The Early Childhood Innovation Prize, unveiled by Gary last fall, is distinctive because there are few contests that focus on very young children — despite a large body of evidence showing that high-quality care and education for this group yield significant financial and societal dividends.

Leaders at Gary invited prize submissions from teams with advanced ideas, early-stage ideas, and nascent concepts. Five advanced winners received $100,000 each, five early-stage winners received $80,000 each, and five beginning-concept winners receiving varying shares of $100,000. Gary also recognized seven teams, including one from a Colorado Springs-based network of child care centers, that didn’t win money but offered promising ideas.

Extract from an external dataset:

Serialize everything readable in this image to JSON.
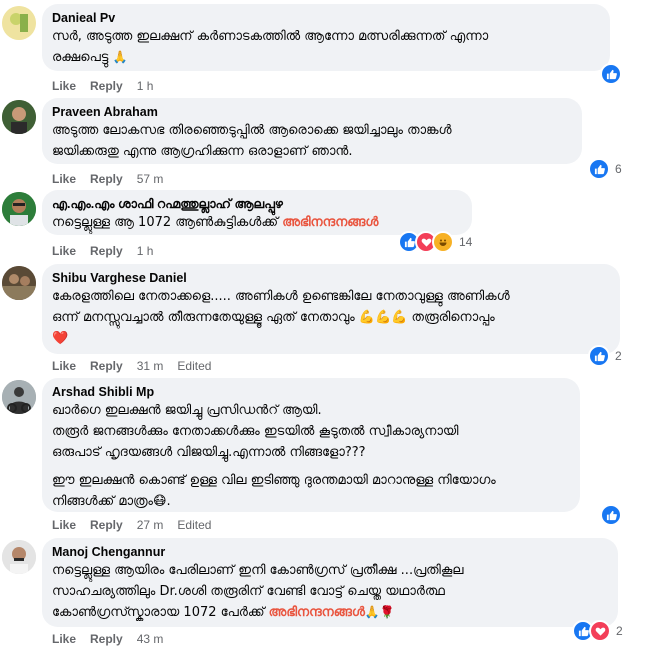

The contest used an online platform that made each submission publicly viewable and allowed teams to get feedback from fellow candidates, and in some cases, mentoring from experts.

“We really wanted the prize to be an engaging opportunity for people in the early childhood field,” said Steffanie Clothier, Gary’s child development investment director.

Gary received 570 submissions, with winning ideas coming from nonprofit and for-profit groups, universities, city governments, and the National Head Start Association.

One winning team aims to eradicate book deserts by putting children’s reading materials in public spaces like barber shops and beauty salons. Another proposes classes on mindfulness to reduce child care providers’ stress levels. Several feature technology solutions — to improve child care business operations or promote early developmental screenings.

Clothier said although most of the prize winners are testing projects outside Colorado, their ideas could eventually be replicated here. She said the organization has not decided whether to hold the innovation competition again.